Is this the year Penn State head coach Joe Paterno will finally hang up the headset and trot off into the Happy Valley sunset?
And like the ageless wonder that he is, each and every year, Paterno simply scoffs at the question and says he’s coming back.
Remarkably, this is now Paterno’s 46th season as the head man of the Penn State football program.
The 84-year-old coach has compiled a record 402 wins during his coaching career, easily solidifying his status as a college football immortal.
Paterno is the type of coach that we'll most likely never see again in the sport.
While you have to appreciate Paterno’s longevity and commitment to his school, the sad part is that it’s starting to look like he’s held on to the reins for just a little too long.
Many have openly wondered if, at this point, Paterno is more of a figurehead than an actual coach.
It’s a fair accusation, considering Paterno has done a lot of his game-day coaching from the press box in recent years due to various health reasons.
And that’s where Paterno will once again be for this Saturday’s big showdown with Alabama at Beaver Stadium.
Paterno sustained injuries to his hip and shoulder after getting run over by wide receiver Deion Smith during a practice back in August, which has since left him largely immobile.
This isn’t the first time Paterno has been injured by a collision with a player either.
In a game against Wisconsin in 2006, a Badgers linebacker fell into Paterno’s leg in a sideline collision, leaving the coach with damage to both his shin and his knee.
It’s incidents like those that make you wonder if maybe it’s time for Paterno to finally wave goodbye to the Beaver faithful and call it a day.
Because of all that he has done for Penn State throughout the years, Joe Paterno has earned a lifetime pass to coach forever; however, that doesn’t necessarily mean he has to.

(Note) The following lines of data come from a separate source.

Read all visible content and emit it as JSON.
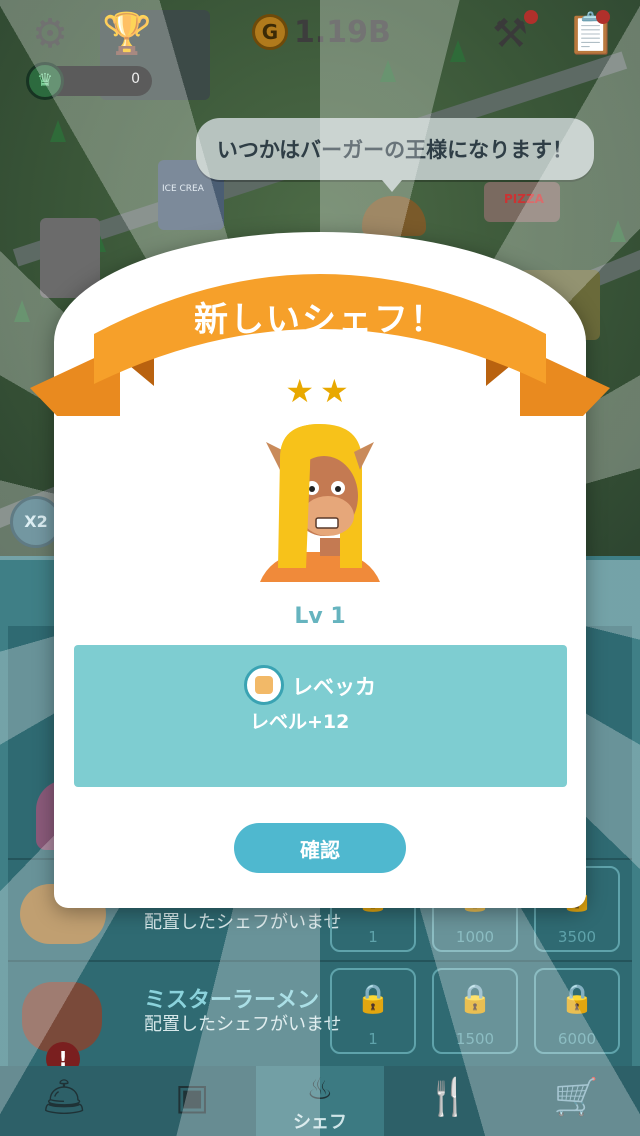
{
  "hud": {
    "gold_symbol": "G",
    "gold_amount": "1.19B",
    "crown_count": "0"
  },
  "speech_bubble": "いつかはバーガーの王様になります！",
  "boost_button": "X2",
  "map_signs": {
    "pizza": "PIZZA",
    "ice_cream": "ICE CREA"
  },
  "restaurants": [
    {
      "title": "",
      "subtitle": "",
      "slots": []
    },
    {
      "title": "",
      "subtitle": "配置したシェフがいませ",
      "slots": [
        "1",
        "1000",
        "3500"
      ]
    },
    {
      "title": "ミスターラーメン",
      "subtitle": "配置したシェフがいませ",
      "slots": [
        "1",
        "1500",
        "6000"
      ]
    }
  ],
  "nav": {
    "chef_label": "シェフ"
  },
  "modal": {
    "title": "新しいシェフ！",
    "stars": "★★",
    "level": "Lv 1",
    "skill_name": "レベッカ",
    "skill_effect": "レベル+12",
    "confirm_label": "確認"
  },
  "colors": {
    "ribbon": "#f6a02a",
    "skill_panel": "#7ecdd1",
    "confirm_button": "#4fb8cf",
    "level_text": "#66b4bf"
  }
}
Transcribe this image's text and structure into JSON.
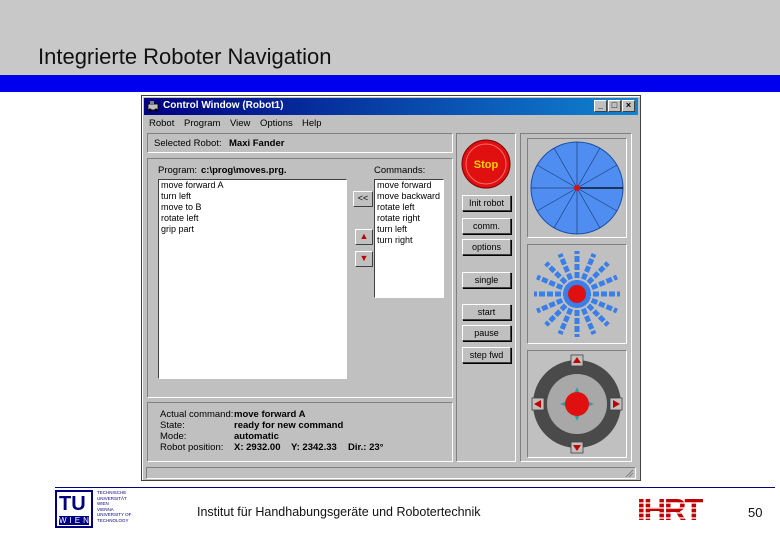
{
  "slide": {
    "title": "Integrierte Roboter Navigation",
    "footer": "Institut für Handhabungsgeräte und Robotertechnik",
    "page_number": "50",
    "logo_left_lines": [
      "TECHNISCHE",
      "UNIVERSITÄT",
      "WIEN",
      "VIENNA",
      "UNIVERSITY OF",
      "TECHNOLOGY"
    ],
    "logo_left_letters": "TU",
    "logo_left_sub": "WIEN",
    "logo_right": "IHRT"
  },
  "window": {
    "title": "Control Window (Robot1)",
    "menu": [
      "Robot",
      "Program",
      "View",
      "Options",
      "Help"
    ],
    "selected_robot_label": "Selected Robot:",
    "selected_robot_value": "Maxi Fander",
    "program_label": "Program:",
    "program_value": "c:\\prog\\moves.prg.",
    "commands_label": "Commands:",
    "program_lines": [
      "move forward A",
      "turn left",
      "move to B",
      "rotate left",
      "grip part"
    ],
    "commands": [
      "move forward",
      "move backward",
      "rotate left",
      "rotate right",
      "turn left",
      "turn right"
    ],
    "transfer_button": "<<",
    "up_arrow": "▲",
    "down_arrow": "▼",
    "stop_button": "Stop",
    "buttons": {
      "init_robot": "Init robot",
      "comm": "comm.",
      "options": "options",
      "single": "single",
      "start": "start",
      "pause": "pause",
      "step_fwd": "step fwd"
    },
    "status": {
      "actual_command_label": "Actual command:",
      "actual_command_value": "move forward A",
      "state_label": "State:",
      "state_value": "ready for new command",
      "mode_label": "Mode:",
      "mode_value": "automatic",
      "position_label": "Robot position:",
      "position_x": "X: 2932.00",
      "position_y": "Y: 2342.33",
      "position_dir": "Dir.: 23°"
    }
  },
  "colors": {
    "header_gray": "#c8c8c8",
    "header_blue": "#0000ee",
    "titlebar": "#000080",
    "stop_red": "#e01010",
    "sensor_blue": "#3a7fe8",
    "footer_logo_red": "#c00000"
  }
}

It’s clear that Paterno is no longer in charge of the day-to-day operations for the Nittany Lions and that he has now become more of a symbol than anything else.

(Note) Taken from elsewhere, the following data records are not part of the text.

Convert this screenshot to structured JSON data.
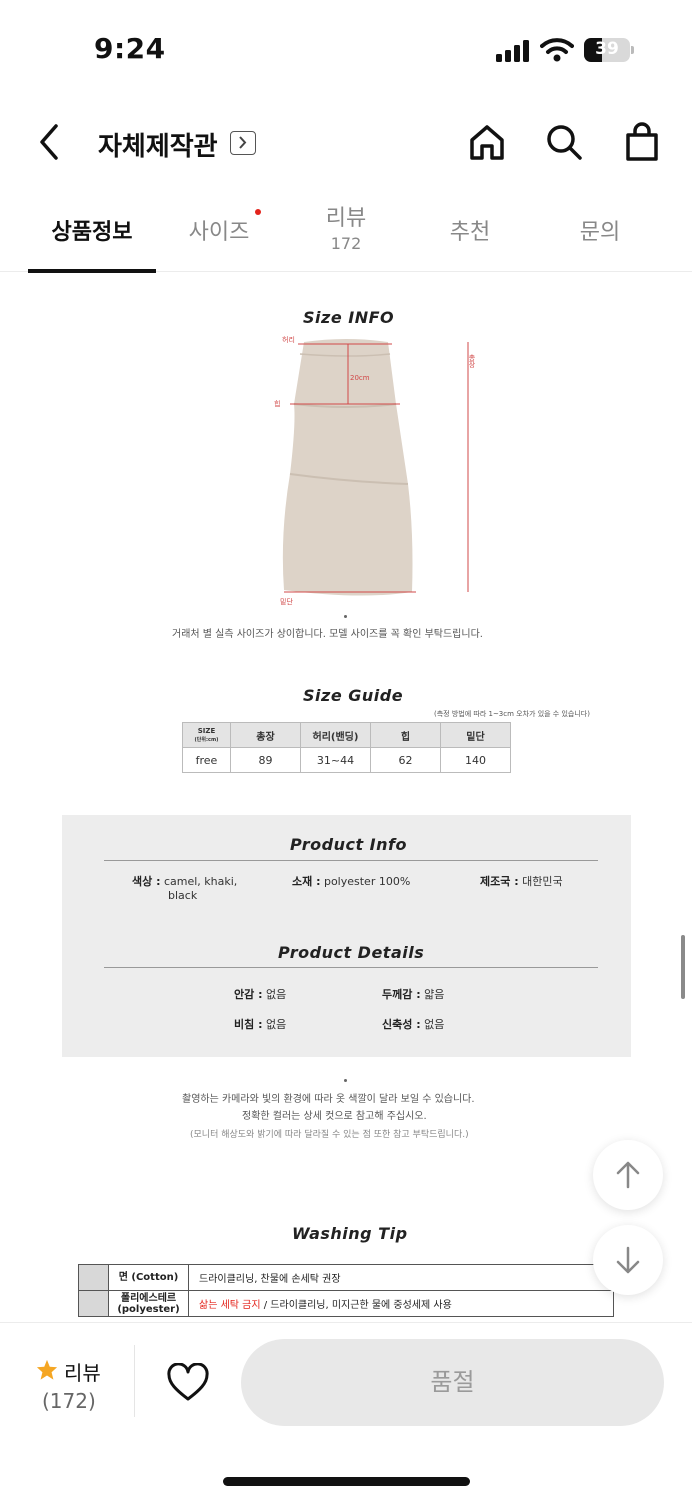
{
  "status": {
    "time": "9:24",
    "battery": "39",
    "battery_level": 0.39
  },
  "header": {
    "title": "자체제작관",
    "title_chevron": "chevron-right-icon"
  },
  "tabs": [
    {
      "label": "상품정보",
      "active": true
    },
    {
      "label": "사이즈",
      "has_dot": true
    },
    {
      "label": "리뷰",
      "count": "172"
    },
    {
      "label": "추천"
    },
    {
      "label": "문의"
    }
  ],
  "size_info": {
    "title": "Size INFO",
    "label_waist": "허리",
    "label_hip": "힙",
    "label_hem": "밑단",
    "label_length": "총장",
    "hip_depth": "20cm",
    "note": "거래처 별 실측 사이즈가 상이합니다. 모델 사이즈를 꼭 확인 부탁드립니다."
  },
  "size_guide": {
    "title": "Size Guide",
    "note": "(측정 방법에 따라 1~3cm 오차가 있을 수 있습니다)",
    "headers": [
      "SIZE",
      "총장",
      "허리(밴딩)",
      "힙",
      "밑단"
    ],
    "size_unit": "(단위:cm)",
    "rows": [
      [
        "free",
        "89",
        "31~44",
        "62",
        "140"
      ]
    ]
  },
  "product_info": {
    "title": "Product Info",
    "color_label": "색상 :",
    "color_value_1": "camel, khaki,",
    "color_value_2": "black",
    "material_label": "소재 :",
    "material_value": "polyester 100%",
    "origin_label": "제조국 :",
    "origin_value": "대한민국"
  },
  "product_details": {
    "title": "Product Details",
    "lining_label": "안감 :",
    "lining_value": "없음",
    "thickness_label": "두께감 :",
    "thickness_value": "얇음",
    "sheer_label": "비침 :",
    "sheer_value": "없음",
    "stretch_label": "신축성 :",
    "stretch_value": "없음"
  },
  "color_note": {
    "line1": "촬영하는 카메라와 빛의 환경에 따라 옷 색깔이 달라 보일 수 있습니다.",
    "line2": "정확한 컬러는 상세 컷으로 참고해 주십시오.",
    "line3": "(모니터 해상도와 밝기에 따라 달라질 수 있는 점 또한 참고 부탁드립니다.)"
  },
  "washing": {
    "title": "Washing Tip",
    "rows": [
      {
        "material": "면 (Cotton)",
        "warn": "",
        "text": "드라이클리닝, 찬물에 손세탁 권장"
      },
      {
        "material": "폴리에스테르",
        "material_2": "(polyester)",
        "warn": "삶는 세탁 금지",
        "text": " / 드라이클리닝, 미지근한 물에 중성세제 사용"
      }
    ]
  },
  "bottom": {
    "review_label": "리뷰",
    "review_count": "(172)",
    "soldout_label": "품절"
  },
  "colors": {
    "accent_red": "#e3231b",
    "star": "#f5a623"
  }
}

You can’t help but appreciate his determination to keep going, but it’s getting to the point now where that determination is starting to look more and more like stubbornness.
Would you rather remember the image of Joe Paterno as the stoic leader being carried around on the arms of his players after a big bowl win, or would you rather remember him as the old man with the bad legs being shuttled around in a gold cart?

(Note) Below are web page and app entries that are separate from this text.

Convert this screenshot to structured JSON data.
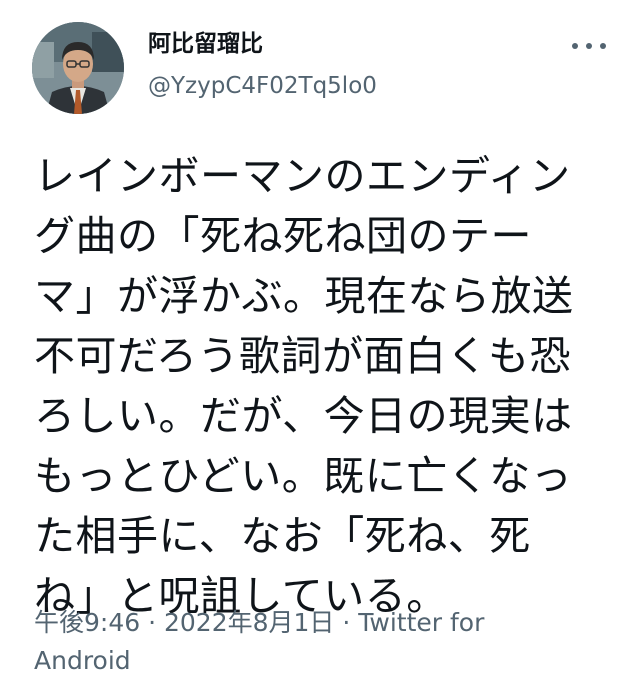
{
  "author": {
    "display_name": "阿比留瑠比",
    "handle": "@YzypC4F02Tq5lo0",
    "avatar_icon": "profile-photo"
  },
  "menu": {
    "more_icon": "more-horizontal-icon"
  },
  "tweet": {
    "lines": [
      "レインボーマンのエンディン",
      "グ曲の「死ね死ね団のテー",
      "マ」が浮かぶ。現在なら放送",
      "不可だろう歌詞が面白くも恐",
      "ろしい。だが、今日の現実は",
      "もっとひどい。既に亡くなっ",
      "た相手に、なお「死ね、死",
      "ね」と呪詛している。"
    ]
  },
  "meta": {
    "line1": "午後9:46 · 2022年8月1日 · Twitter for",
    "line2": "Android"
  },
  "colors": {
    "text": "#0f1419",
    "secondary": "#536471",
    "background": "#ffffff"
  }
}
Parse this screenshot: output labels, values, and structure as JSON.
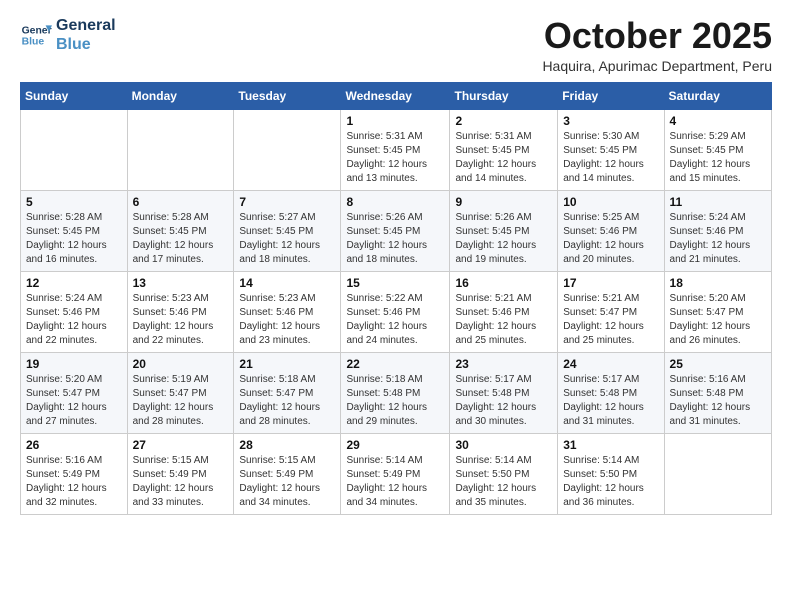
{
  "logo": {
    "line1": "General",
    "line2": "Blue"
  },
  "title": "October 2025",
  "subtitle": "Haquira, Apurimac Department, Peru",
  "weekdays": [
    "Sunday",
    "Monday",
    "Tuesday",
    "Wednesday",
    "Thursday",
    "Friday",
    "Saturday"
  ],
  "weeks": [
    [
      {
        "day": "",
        "info": ""
      },
      {
        "day": "",
        "info": ""
      },
      {
        "day": "",
        "info": ""
      },
      {
        "day": "1",
        "info": "Sunrise: 5:31 AM\nSunset: 5:45 PM\nDaylight: 12 hours\nand 13 minutes."
      },
      {
        "day": "2",
        "info": "Sunrise: 5:31 AM\nSunset: 5:45 PM\nDaylight: 12 hours\nand 14 minutes."
      },
      {
        "day": "3",
        "info": "Sunrise: 5:30 AM\nSunset: 5:45 PM\nDaylight: 12 hours\nand 14 minutes."
      },
      {
        "day": "4",
        "info": "Sunrise: 5:29 AM\nSunset: 5:45 PM\nDaylight: 12 hours\nand 15 minutes."
      }
    ],
    [
      {
        "day": "5",
        "info": "Sunrise: 5:28 AM\nSunset: 5:45 PM\nDaylight: 12 hours\nand 16 minutes."
      },
      {
        "day": "6",
        "info": "Sunrise: 5:28 AM\nSunset: 5:45 PM\nDaylight: 12 hours\nand 17 minutes."
      },
      {
        "day": "7",
        "info": "Sunrise: 5:27 AM\nSunset: 5:45 PM\nDaylight: 12 hours\nand 18 minutes."
      },
      {
        "day": "8",
        "info": "Sunrise: 5:26 AM\nSunset: 5:45 PM\nDaylight: 12 hours\nand 18 minutes."
      },
      {
        "day": "9",
        "info": "Sunrise: 5:26 AM\nSunset: 5:45 PM\nDaylight: 12 hours\nand 19 minutes."
      },
      {
        "day": "10",
        "info": "Sunrise: 5:25 AM\nSunset: 5:46 PM\nDaylight: 12 hours\nand 20 minutes."
      },
      {
        "day": "11",
        "info": "Sunrise: 5:24 AM\nSunset: 5:46 PM\nDaylight: 12 hours\nand 21 minutes."
      }
    ],
    [
      {
        "day": "12",
        "info": "Sunrise: 5:24 AM\nSunset: 5:46 PM\nDaylight: 12 hours\nand 22 minutes."
      },
      {
        "day": "13",
        "info": "Sunrise: 5:23 AM\nSunset: 5:46 PM\nDaylight: 12 hours\nand 22 minutes."
      },
      {
        "day": "14",
        "info": "Sunrise: 5:23 AM\nSunset: 5:46 PM\nDaylight: 12 hours\nand 23 minutes."
      },
      {
        "day": "15",
        "info": "Sunrise: 5:22 AM\nSunset: 5:46 PM\nDaylight: 12 hours\nand 24 minutes."
      },
      {
        "day": "16",
        "info": "Sunrise: 5:21 AM\nSunset: 5:46 PM\nDaylight: 12 hours\nand 25 minutes."
      },
      {
        "day": "17",
        "info": "Sunrise: 5:21 AM\nSunset: 5:47 PM\nDaylight: 12 hours\nand 25 minutes."
      },
      {
        "day": "18",
        "info": "Sunrise: 5:20 AM\nSunset: 5:47 PM\nDaylight: 12 hours\nand 26 minutes."
      }
    ],
    [
      {
        "day": "19",
        "info": "Sunrise: 5:20 AM\nSunset: 5:47 PM\nDaylight: 12 hours\nand 27 minutes."
      },
      {
        "day": "20",
        "info": "Sunrise: 5:19 AM\nSunset: 5:47 PM\nDaylight: 12 hours\nand 28 minutes."
      },
      {
        "day": "21",
        "info": "Sunrise: 5:18 AM\nSunset: 5:47 PM\nDaylight: 12 hours\nand 28 minutes."
      },
      {
        "day": "22",
        "info": "Sunrise: 5:18 AM\nSunset: 5:48 PM\nDaylight: 12 hours\nand 29 minutes."
      },
      {
        "day": "23",
        "info": "Sunrise: 5:17 AM\nSunset: 5:48 PM\nDaylight: 12 hours\nand 30 minutes."
      },
      {
        "day": "24",
        "info": "Sunrise: 5:17 AM\nSunset: 5:48 PM\nDaylight: 12 hours\nand 31 minutes."
      },
      {
        "day": "25",
        "info": "Sunrise: 5:16 AM\nSunset: 5:48 PM\nDaylight: 12 hours\nand 31 minutes."
      }
    ],
    [
      {
        "day": "26",
        "info": "Sunrise: 5:16 AM\nSunset: 5:49 PM\nDaylight: 12 hours\nand 32 minutes."
      },
      {
        "day": "27",
        "info": "Sunrise: 5:15 AM\nSunset: 5:49 PM\nDaylight: 12 hours\nand 33 minutes."
      },
      {
        "day": "28",
        "info": "Sunrise: 5:15 AM\nSunset: 5:49 PM\nDaylight: 12 hours\nand 34 minutes."
      },
      {
        "day": "29",
        "info": "Sunrise: 5:14 AM\nSunset: 5:49 PM\nDaylight: 12 hours\nand 34 minutes."
      },
      {
        "day": "30",
        "info": "Sunrise: 5:14 AM\nSunset: 5:50 PM\nDaylight: 12 hours\nand 35 minutes."
      },
      {
        "day": "31",
        "info": "Sunrise: 5:14 AM\nSunset: 5:50 PM\nDaylight: 12 hours\nand 36 minutes."
      },
      {
        "day": "",
        "info": ""
      }
    ]
  ]
}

Coach Paterno has had a remarkable career, but it’s time for him to let us look back on it and appreciate it, instead of trying to keep extending it.
Joe Paterno is a legend, but like every other legend in sports, the day always comes when it's time to wave goodbye to the crowd and call it a career.
It’s time for Joe Paterno to do the same and make his 46th season his final one.